◆ Dataset rows for apps and sites:

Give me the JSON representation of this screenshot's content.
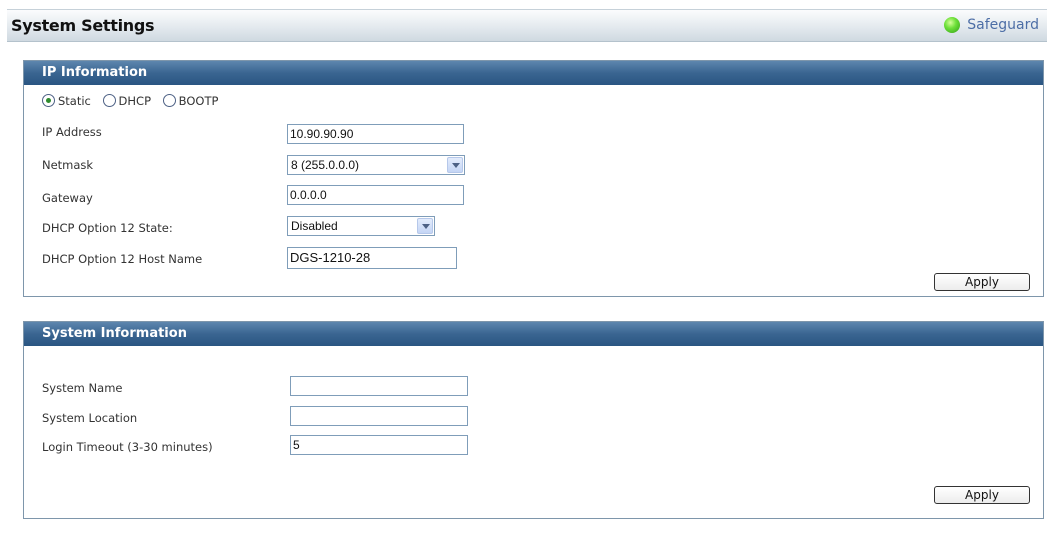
{
  "page": {
    "title": "System Settings",
    "safeguard_label": "Safeguard"
  },
  "ip_info": {
    "header": "IP Information",
    "mode_options": [
      "Static",
      "DHCP",
      "BOOTP"
    ],
    "selected_mode": "Static",
    "fields": {
      "ip_address": {
        "label": "IP Address",
        "value": "10.90.90.90"
      },
      "netmask": {
        "label": "Netmask",
        "value": "8 (255.0.0.0)"
      },
      "gateway": {
        "label": "Gateway",
        "value": "0.0.0.0"
      },
      "dhcp_opt12_state": {
        "label": "DHCP Option 12 State:",
        "value": "Disabled"
      },
      "dhcp_opt12_host": {
        "label": "DHCP Option 12 Host Name",
        "value": "DGS-1210-28"
      }
    },
    "apply_label": "Apply"
  },
  "system_info": {
    "header": "System Information",
    "fields": {
      "system_name": {
        "label": "System Name",
        "value": ""
      },
      "system_location": {
        "label": "System Location",
        "value": ""
      },
      "login_timeout": {
        "label": "Login Timeout (3-30 minutes)",
        "value": "5"
      }
    },
    "apply_label": "Apply"
  },
  "colors": {
    "panel_header": "#3a6591",
    "safeguard_led": "#6ee03a",
    "safeguard_text": "#4d6ea6"
  }
}
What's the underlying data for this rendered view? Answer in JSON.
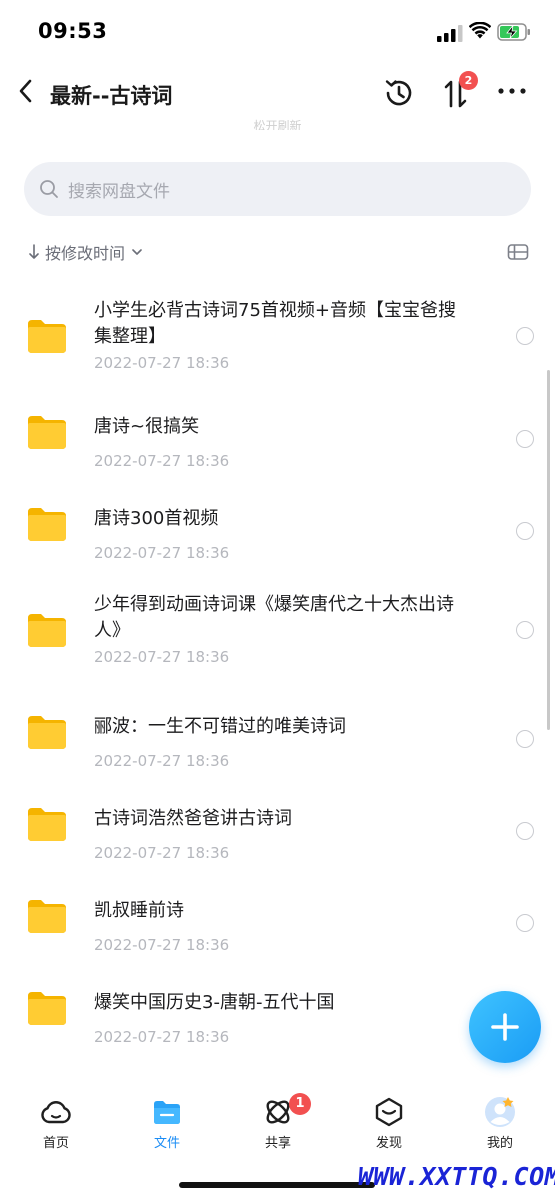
{
  "status_bar": {
    "time": "09:53"
  },
  "nav": {
    "title": "最新--古诗词",
    "transfer_badge": "2"
  },
  "pull_hint": "松开刷新",
  "search": {
    "placeholder": "搜索网盘文件"
  },
  "sort": {
    "label": "按修改时间"
  },
  "files": [
    {
      "name": "小学生必背古诗词75首视频+音频【宝宝爸搜集整理】",
      "date": "2022-07-27 18:36"
    },
    {
      "name": "唐诗~很搞笑",
      "date": "2022-07-27 18:36"
    },
    {
      "name": "唐诗300首视频",
      "date": "2022-07-27 18:36"
    },
    {
      "name": "少年得到动画诗词课《爆笑唐代之十大杰出诗人》",
      "date": "2022-07-27 18:36"
    },
    {
      "name": "郦波：一生不可错过的唯美诗词",
      "date": "2022-07-27 18:36"
    },
    {
      "name": "古诗词浩然爸爸讲古诗词",
      "date": "2022-07-27 18:36"
    },
    {
      "name": "凯叔睡前诗",
      "date": "2022-07-27 18:36"
    },
    {
      "name": "爆笑中国历史3-唐朝-五代十国",
      "date": "2022-07-27 18:36"
    }
  ],
  "tabs": [
    {
      "label": "首页"
    },
    {
      "label": "文件"
    },
    {
      "label": "共享",
      "badge": "1"
    },
    {
      "label": "发现"
    },
    {
      "label": "我的"
    }
  ],
  "watermark": "WWW.XXTTQ.COM",
  "colors": {
    "accent": "#1a8cf5",
    "badge": "#f25050",
    "folder": "#ffc82c"
  }
}
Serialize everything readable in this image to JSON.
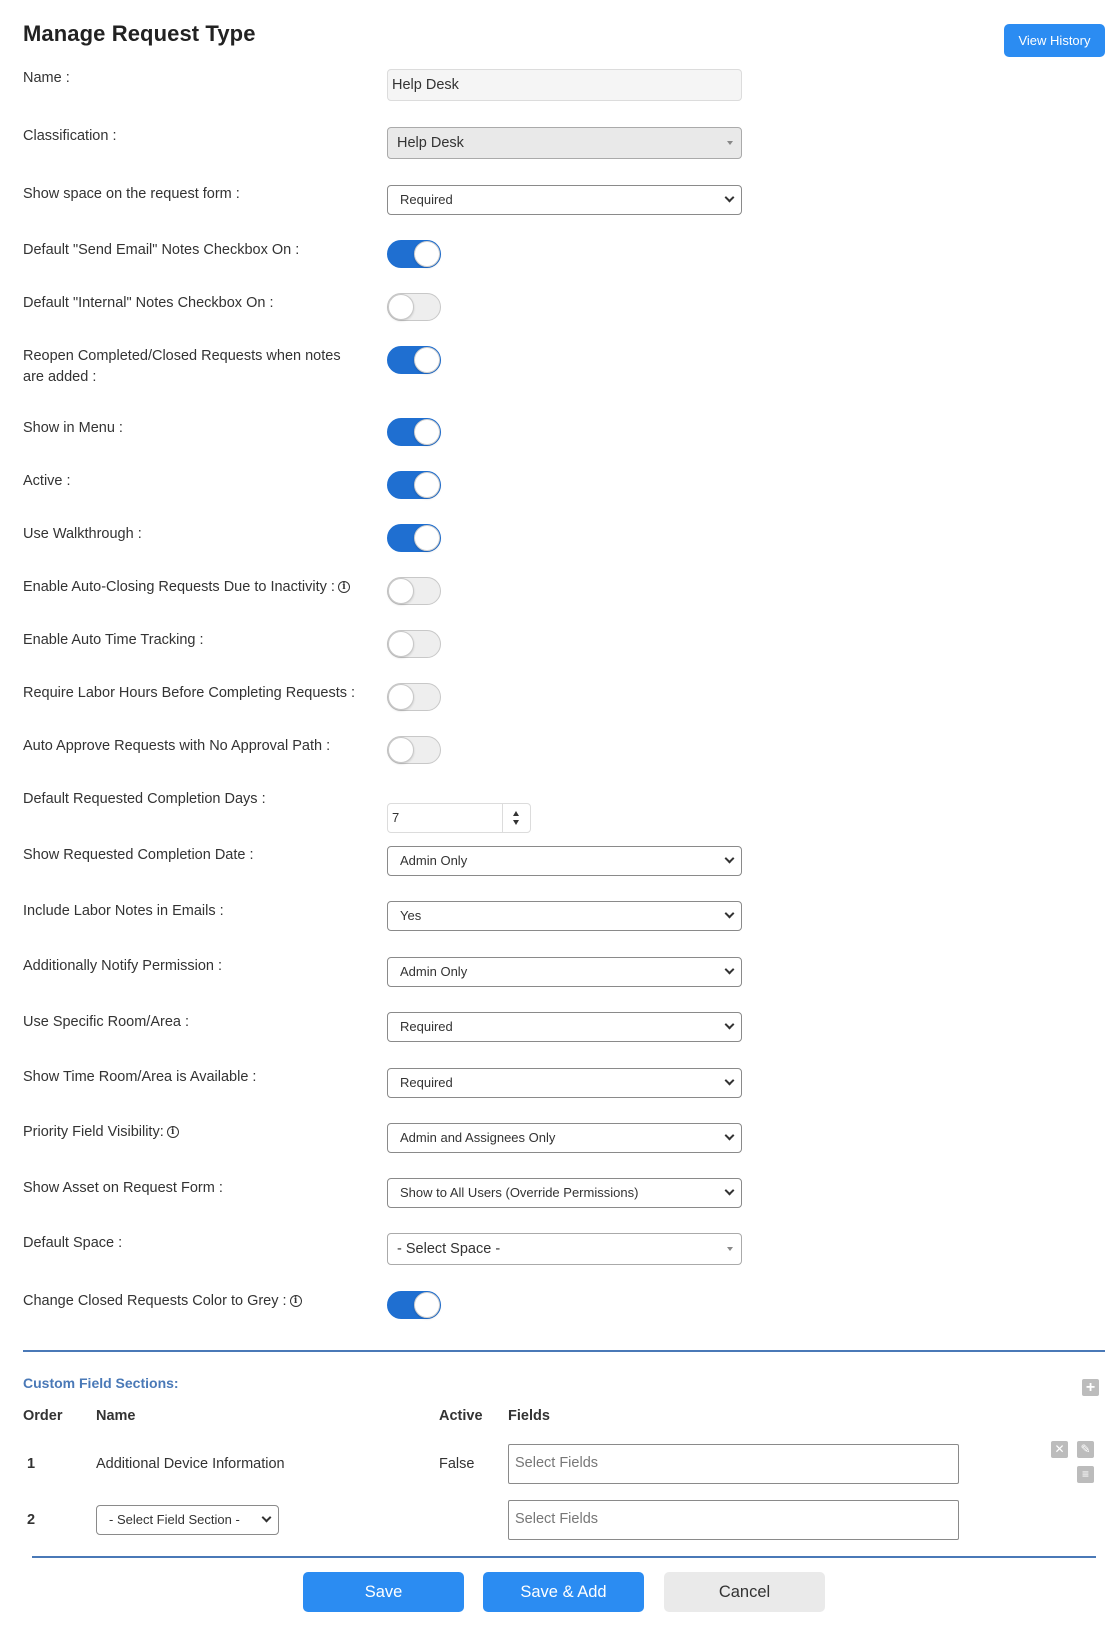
{
  "header": {
    "title": "Manage Request Type",
    "view_history_label": "View History"
  },
  "form": {
    "name": {
      "label": "Name :",
      "value": "Help Desk"
    },
    "classification": {
      "label": "Classification :",
      "value": "Help Desk"
    },
    "show_space": {
      "label": "Show space on the request form :",
      "value": "Required"
    },
    "send_email_default": {
      "label": "Default \"Send Email\" Notes Checkbox On :",
      "on": true
    },
    "internal_default": {
      "label": "Default \"Internal\" Notes Checkbox On :",
      "on": false
    },
    "reopen": {
      "label": "Reopen Completed/Closed Requests when notes are added :",
      "on": true
    },
    "show_in_menu": {
      "label": "Show in Menu :",
      "on": true
    },
    "active": {
      "label": "Active :",
      "on": true
    },
    "walkthrough": {
      "label": "Use Walkthrough :",
      "on": true
    },
    "auto_closing": {
      "label": "Enable Auto-Closing Requests Due to Inactivity :",
      "on": false
    },
    "auto_time": {
      "label": "Enable Auto Time Tracking :",
      "on": false
    },
    "labor_hours": {
      "label": "Require Labor Hours Before Completing Requests :",
      "on": false
    },
    "auto_approve": {
      "label": "Auto Approve Requests with No Approval Path :",
      "on": false
    },
    "completion_days": {
      "label": "Default Requested Completion Days :",
      "value": "7"
    },
    "completion_date": {
      "label": "Show Requested Completion Date :",
      "value": "Admin Only"
    },
    "labor_notes": {
      "label": "Include Labor Notes in Emails :",
      "value": "Yes"
    },
    "notify_permission": {
      "label": "Additionally Notify Permission :",
      "value": "Admin Only"
    },
    "room_area": {
      "label": "Use Specific Room/Area :",
      "value": "Required"
    },
    "time_room": {
      "label": "Show Time Room/Area is Available :",
      "value": "Required"
    },
    "priority_visibility": {
      "label": "Priority Field Visibility:",
      "value": "Admin and Assignees Only"
    },
    "show_asset": {
      "label": "Show Asset on Request Form :",
      "value": "Show to All Users (Override Permissions)"
    },
    "default_space": {
      "label": "Default Space :",
      "value": "- Select Space -"
    },
    "grey_closed": {
      "label": "Change Closed Requests Color to Grey :",
      "on": true
    }
  },
  "custom_sections": {
    "title": "Custom Field Sections:",
    "columns": [
      "Order",
      "Name",
      "Active",
      "Fields"
    ],
    "rows": [
      {
        "order": "1",
        "name": "Additional Device Information",
        "active": "False",
        "fields_placeholder": "Select Fields"
      },
      {
        "order": "2",
        "name_select": "- Select Field Section -",
        "fields_placeholder": "Select Fields"
      }
    ]
  },
  "footer": {
    "save": "Save",
    "save_add": "Save & Add",
    "cancel": "Cancel"
  },
  "colors": {
    "primary": "#2b8cf2",
    "toggle_on": "#1f6fd1",
    "section_accent": "#4a79b7"
  },
  "icons": [
    "info-icon",
    "plus-icon",
    "close-icon",
    "edit-icon",
    "list-icon",
    "chevron-down-icon"
  ]
}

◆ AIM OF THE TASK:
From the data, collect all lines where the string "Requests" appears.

◆ FINAL ANSWER:
      "label": "Reopen Completed/Closed Requests when notes are added :",
      "label": "Enable Auto-Closing Requests Due to Inactivity :",
      "label": "Require Labor Hours Before Completing Requests :",
      "label": "Auto Approve Requests with No Approval Path :",
      "label": "Change Closed Requests Color to Grey :",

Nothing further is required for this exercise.